(RECORDS SHOWN Opens)
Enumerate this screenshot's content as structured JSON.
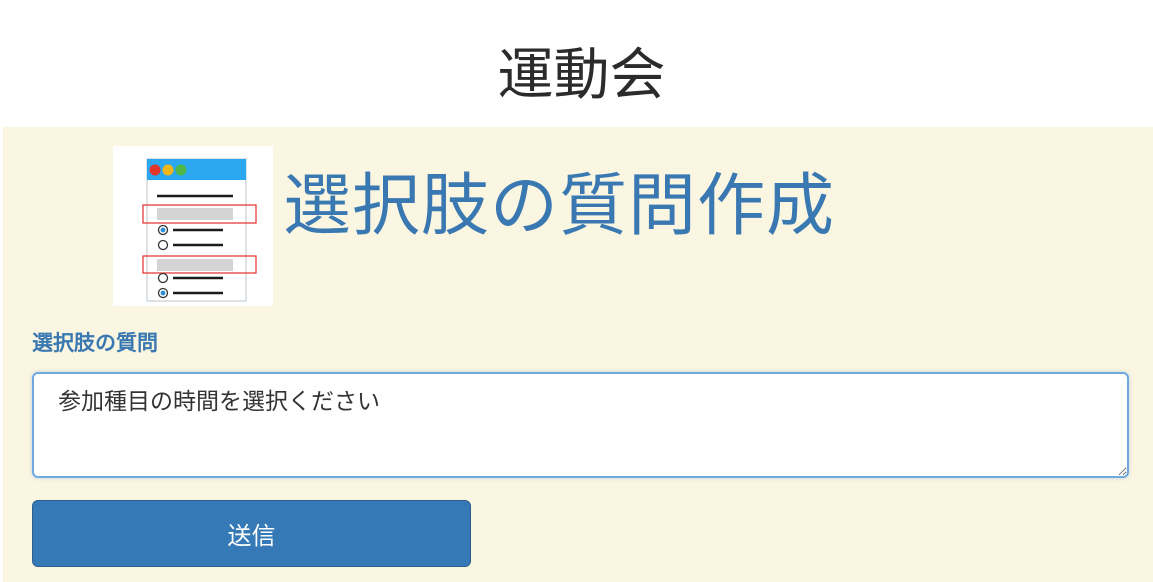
{
  "app": {
    "title": "運動会"
  },
  "form": {
    "heading": "選択肢の質問作成",
    "illustration_icon": "multiple-choice-form-illustration",
    "question_label": "選択肢の質問",
    "question_value": "参加種目の時間を選択ください",
    "submit_label": "送信"
  },
  "colors": {
    "panel_background": "#fbf6e1",
    "accent_blue": "#3a78b2",
    "button_blue": "#357ab7",
    "input_focus_border": "#6ea9e0"
  }
}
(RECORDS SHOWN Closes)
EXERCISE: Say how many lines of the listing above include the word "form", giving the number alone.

ANSWER BELOW: 2